Juan Mata: 6

Mata took over from Pedro and fit seamlessly into his role.

Uruguay Player Ratings

Fernando Muslera: 5.5

It's hard to fault him for the goals. He did well to smother Pique's shot in the first term.

Maxi Pereira: 4

Maxi was partially responsibly for Saldado's goal, as he dallied behind his teammates and played the striker onside. Aside from that, he did little to stem the red tide.

Diego Lugano: 2.5

Lugano deflected Pedro's shot in for the opening Spain goal and should have done better on Soldado's strike. He struggled to contain the Spanish attack in the face of so much possession despite his usual niggling tricks.

Overall, it was a typical peppery performance from the angel-faced hatchet man in a match his side was never really fighting on even terms.

Diego Godin: 3

Along with Lugano, he was caught out on the second Spain goal, as both central defenders were sucked towards Fabregas and left Soldado unattended. He looked bereft of ideas when it came to stopping his opponents' offence. 

Martin Caceres: 5

The left-back looked the most solid of the Uruguayan back line. He distributed the ball well when his side hung onto a bit more possession in the second term.

Cristian Rodriguez: 4

He bustled about in midfield but was largely chasing shadows all evening. 

Walter Gargano: 3

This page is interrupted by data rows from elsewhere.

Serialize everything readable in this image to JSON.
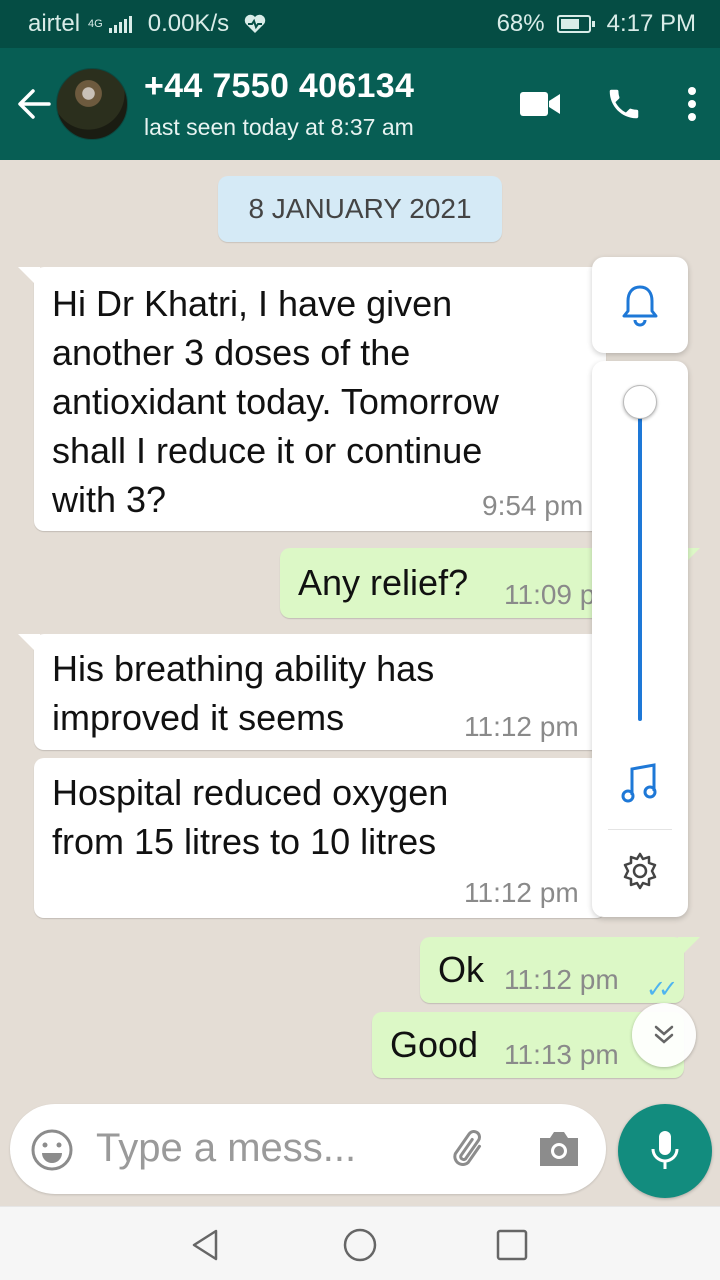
{
  "status_bar": {
    "carrier": "airtel",
    "network": "4G",
    "speed": "0.00K/s",
    "battery": "68%",
    "battery_level": 0.68,
    "time": "4:17 PM"
  },
  "header": {
    "contact_name": "+44 7550 406134",
    "last_seen": "last seen today at 8:37 am",
    "icons": [
      "back-arrow-icon",
      "video-call-icon",
      "phone-call-icon",
      "more-options-icon"
    ]
  },
  "chat": {
    "date_chip": "8 JANUARY 2021",
    "messages": [
      {
        "dir": "in",
        "lines": [
          "Hi Dr Khatri, I have given",
          "another 3 doses of the",
          "antioxidant today. Tomorrow",
          "shall I reduce it or continue",
          "with 3?"
        ],
        "time": "9:54 pm"
      },
      {
        "dir": "out",
        "lines": [
          "Any relief?"
        ],
        "time": "11:09 p"
      },
      {
        "dir": "in",
        "lines": [
          "His breathing ability has",
          "improved it seems"
        ],
        "time": "11:12 pm"
      },
      {
        "dir": "in",
        "lines": [
          "Hospital reduced oxygen",
          "from 15 litres to 10 litres"
        ],
        "time": "11:12 pm"
      },
      {
        "dir": "out",
        "lines": [
          "Ok"
        ],
        "time": "11:12 pm"
      },
      {
        "dir": "out",
        "lines": [
          "Good"
        ],
        "time": "11:13 pm"
      }
    ]
  },
  "volume_panel": {
    "level": 1.0,
    "icons": [
      "bell-icon",
      "music-note-icon",
      "settings-gear-icon"
    ]
  },
  "input": {
    "placeholder": "Type a mess..."
  },
  "colors": {
    "header": "#075e54",
    "status_bar": "#054d44",
    "outgoing_bubble": "#dcf8c6",
    "incoming_bubble": "#ffffff",
    "chat_background": "#e4ddd5",
    "accent": "#128c7e",
    "read_ticks": "#4fb4ef",
    "volume_slider": "#1e78d7"
  }
}
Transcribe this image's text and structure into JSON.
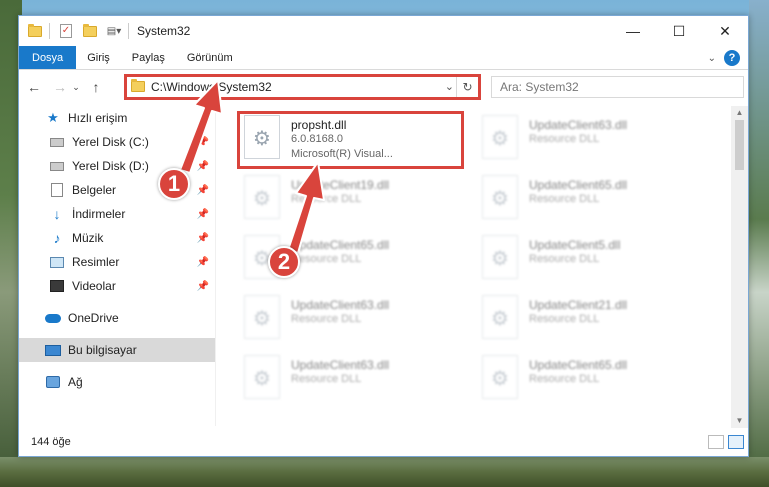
{
  "window": {
    "title": "System32",
    "controls": {
      "minimize": "—",
      "maximize": "☐",
      "close": "✕"
    }
  },
  "ribbon": {
    "tabs": [
      "Dosya",
      "Giriş",
      "Paylaş",
      "Görünüm"
    ],
    "help": "?"
  },
  "nav": {
    "back": "←",
    "forward": "→",
    "up": "↑",
    "address": "C:\\Windows\\System32",
    "refresh": "↻",
    "search_placeholder": "Ara: System32"
  },
  "sidebar": {
    "quick_access": "Hızlı erişim",
    "items": [
      {
        "label": "Yerel Disk (C:)",
        "icon": "drive-icon"
      },
      {
        "label": "Yerel Disk (D:)",
        "icon": "drive-icon"
      },
      {
        "label": "Belgeler",
        "icon": "documents-icon"
      },
      {
        "label": "İndirmeler",
        "icon": "download-icon"
      },
      {
        "label": "Müzik",
        "icon": "music-icon"
      },
      {
        "label": "Resimler",
        "icon": "pictures-icon"
      },
      {
        "label": "Videolar",
        "icon": "videos-icon"
      }
    ],
    "onedrive": "OneDrive",
    "this_pc": "Bu bilgisayar",
    "network": "Ağ"
  },
  "files": [
    {
      "name": "propsht.dll",
      "line2": "6.0.8168.0",
      "line3": "Microsoft(R) Visual..."
    },
    {
      "name": "UpdateClient63.dll",
      "line2": "Resource DLL"
    },
    {
      "name": "UpdateClient19.dll",
      "line2": "Resource DLL"
    },
    {
      "name": "UpdateClient65.dll",
      "line2": "Resource DLL"
    },
    {
      "name": "UpdateClient65.dll",
      "line2": "Resource DLL"
    },
    {
      "name": "UpdateClient5.dll",
      "line2": "Resource DLL"
    },
    {
      "name": "UpdateClient63.dll",
      "line2": "Resource DLL"
    },
    {
      "name": "UpdateClient21.dll",
      "line2": "Resource DLL"
    },
    {
      "name": "UpdateClient63.dll",
      "line2": "Resource DLL"
    },
    {
      "name": "UpdateClient65.dll",
      "line2": "Resource DLL"
    }
  ],
  "status": {
    "count": "144 öğe"
  },
  "callouts": [
    "1",
    "2"
  ],
  "colors": {
    "accent": "#1979ca",
    "highlight": "#d9443c"
  }
}
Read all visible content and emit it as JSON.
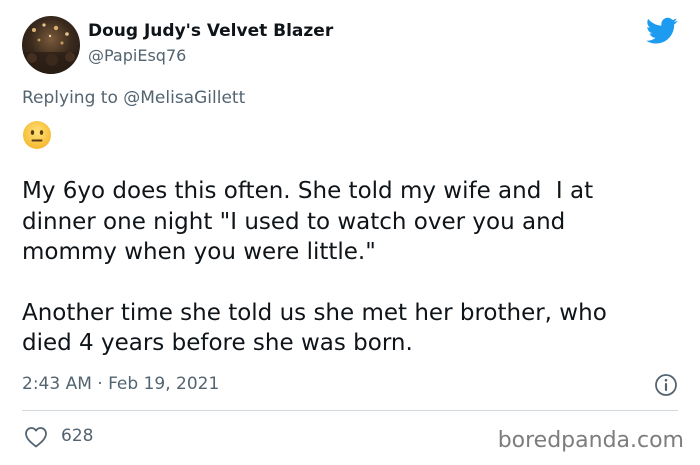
{
  "user": {
    "display_name": "Doug Judy's Velvet Blazer",
    "handle": "@PapiEsq76"
  },
  "reply": {
    "prefix": "Replying to ",
    "mention": "@MelisaGillett"
  },
  "emoji": "neutral-face-emoji",
  "tweet": {
    "paragraph1": "My 6yo does this often. She told my wife and  I at\ndinner one night \"I used to watch over you and\nmommy when you were little.\"",
    "paragraph2": "Another time she told us she met her brother, who\ndied 4 years before she was born."
  },
  "meta": {
    "timestamp": "2:43 AM · Feb 19, 2021"
  },
  "actions": {
    "like_count": "628"
  },
  "watermark": "boredpanda.com",
  "colors": {
    "twitter_blue": "#1d9bf0",
    "secondary_text": "#536471",
    "primary_text": "#0f1419"
  }
}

Gargano never stopped trying as red shirts flashed past him, but he was made to look very average by the Spanish midfield. His place in the side could be under threat after tonight.

Diego Perez: 3

Perez found no way to stop his Spanish counterparts aside from the odd tactical foul. Along with Gargano and Ramirez, he must take responsibility for Uruguay's listless showing.

Gaston Ramirez: 2

He was completely ineffective in the first half; it is hard to remember him touching the ball. He was replaced at the break.

Luis Suarez: 7

He had trouble getting hold of the ball for most of the first half, though his floated free-kicks did provide a couple of Uruguay's only chances. He curled in a free-kick goal for Uruguay's only score of the night.

Edinson Cavani: 4.5

This was a frustrating game for the lanky-haired forward. He perhaps could have done better with a half-chance from a Suarez free-kick in the first half. He moved out to the flanks to get hold of the ball more but had little influence in the end. He picked up a yellow card for flailing his arms around Ramos' head.


Alvaro Gonzalez: 6

Gonzalez came on at half-time for Christian Rodriguez and helped turn things around a little for Uruguay. 

Nicolas Lodeiro: 7

Uruguay lifted after his introduction. His presence helped the South Americans to hang on to a bit more possession, thus taking some of the pressure off the defense. He probably won himself a starting berth next game.

Diego Forlan: 5.5

Forlan was another sub who did well to earn his team more possession, though he clearly cannot be relied on to carry the side on his shoulders as he did so often in the past. 


    Fans Worrried About Messi During National Anthem

    World Football logo
    World Football

    Fans Worrried About Messi During National Anthem

    via mirror

    France Prove Simplicity Is Key to Pogba's Best

    World Football logo
    World Football

    France Prove Simplicity Is Key to Pogba's Best

    Gianni Verschueren
    via Bleacher Report

    How Much World Cup Sex Is OK?

    World Football logo
    World Football

    How Much World Cup Sex Is OK?

    Dean Jones
    via Bleacher Report

    Video Ref Pivotal as Australia and Denmark Draw

    World Football logo
    World Football

    Video Ref Pivotal as Australia and Denmark Draw

    Gianni Verschueren
    via Bleacher Report